Some App Engine features use special subdomains. For example, an application can use subdomains to address application services, or to address different versions of your application. To use these with SSL, it makes sense to set up a SAN or wildcard certificate. Wildcard certificates only support one level of subdomain.

Using Strict-Transport-Security headers

For security reasons, all applications should encourage clients to use https connections. To instruct the browser to prefer https over http, use the Strict-Transport-Security header.

Viewing enabled TLS versions and ciphers

  1. Install nmap Network Mapper on your computer if it isn't already available. See https://nmap.org/ for installation instructions.

  2. To see which TLS versions and ciphers are enabled for your app, enter the following command:
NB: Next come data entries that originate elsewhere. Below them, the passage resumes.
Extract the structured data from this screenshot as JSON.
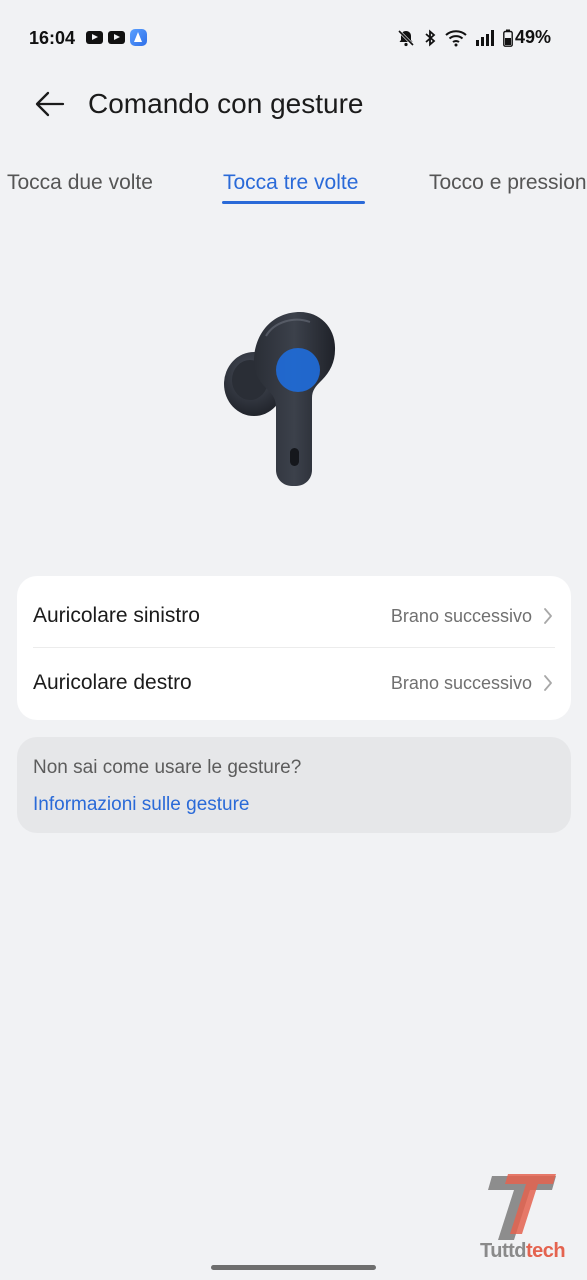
{
  "status_bar": {
    "time": "16:04",
    "battery": "49%",
    "icons": [
      "youtube-icon",
      "youtube-icon",
      "app-a-icon",
      "mute-bell-icon",
      "bluetooth-icon",
      "wifi-icon",
      "signal-icon",
      "battery-icon"
    ]
  },
  "header": {
    "title": "Comando con gesture",
    "back_icon": "arrow-left-icon"
  },
  "tabs": [
    {
      "label": "Tocca due volte",
      "selected": false
    },
    {
      "label": "Tocca tre volte",
      "selected": true
    },
    {
      "label": "Tocco e pressione",
      "selected": false
    }
  ],
  "settings": [
    {
      "label": "Auricolare sinistro",
      "value": "Brano successivo"
    },
    {
      "label": "Auricolare destro",
      "value": "Brano successivo"
    }
  ],
  "help": {
    "question": "Non sai come usare le gesture?",
    "link": "Informazioni sulle gesture"
  },
  "watermark": {
    "text_main": "Tuttd",
    "text_accent": "tech"
  },
  "colors": {
    "accent": "#2a6ad8",
    "background": "#f1f2f4",
    "card": "#ffffff",
    "help_card": "#e6e7e9"
  }
}
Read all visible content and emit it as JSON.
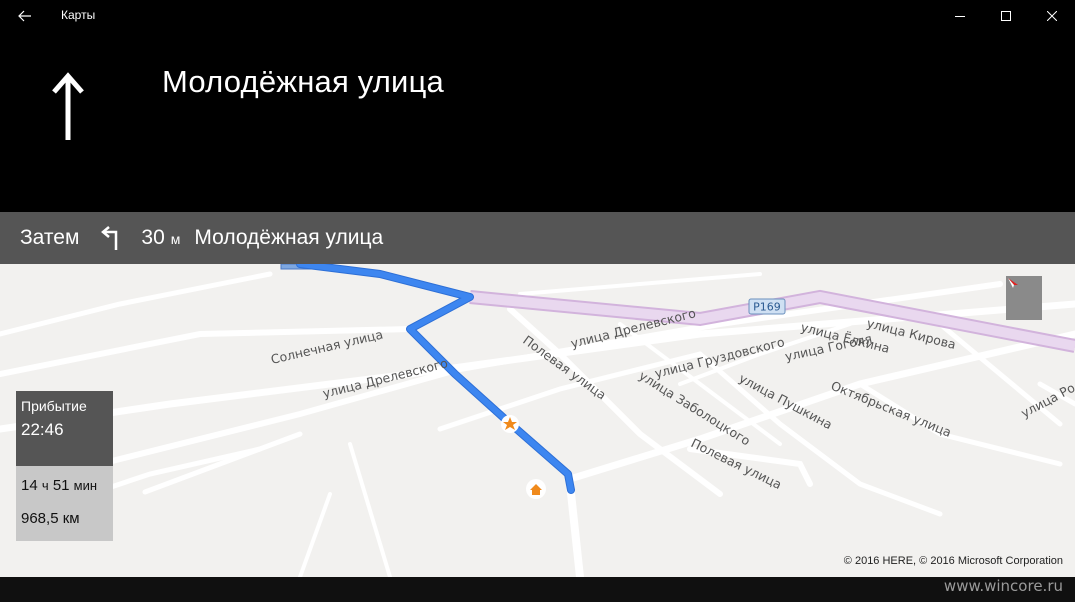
{
  "window": {
    "title": "Карты",
    "icons": {
      "back": "back-arrow-icon",
      "minimize": "minimize-icon",
      "maximize": "maximize-icon",
      "close": "close-icon"
    }
  },
  "nav": {
    "maneuver_icon": "arrow-straight-icon",
    "current_street": "Молодёжная улица"
  },
  "next": {
    "label": "Затем",
    "turn_icon": "turn-left-icon",
    "distance": "30",
    "unit": "м",
    "street": "Молодёжная улица"
  },
  "map": {
    "route_color": "#3d86f0",
    "highway_color": "#e6d4ec",
    "road_badge": "P169",
    "streets": {
      "s1": "Солнечная улица",
      "s2": "улица Дрелевского",
      "s3": "улица Дрелевского",
      "s4": "Полевая улица",
      "s5": "улица Груздовского",
      "s6": "улица Гоголя",
      "s7": "улица Ёлкина",
      "s8": "улица Кирова",
      "s9": "улица Пушкина",
      "s10": "улица Заболоцкого",
      "s11": "Октябрьская улица",
      "s12": "Полевая улица",
      "s13": "улица Ро"
    },
    "copyright": "© 2016 HERE, © 2016 Microsoft Corporation"
  },
  "trip": {
    "arrival_label": "Прибытие",
    "arrival_time": "22:46",
    "hours": "14",
    "hours_unit": "ч",
    "minutes": "51",
    "minutes_unit": "мин",
    "distance": "968,5 км"
  },
  "watermark": "www.wincore.ru"
}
    nmap -sV --script ssl-enum-ciphers -p 443 hostname

    Replace hostname with the hostname for your app. You can use either your custom domain or the appspot.com hostname that App Engine created for your app. For example:

    nmap -sV --script ssl-enum-ciphers -p 443 example.uc.r.appspot.com

Disabling TLS versions and ciphers

If you use Cloud Load Balancing and serverless NEGS to route traffic to your App Engine app, you can disable a TLS version or cipher by defining a SSL security policy that specifies which TLS versions and ciphers can be used for HTTPS or SSL connections.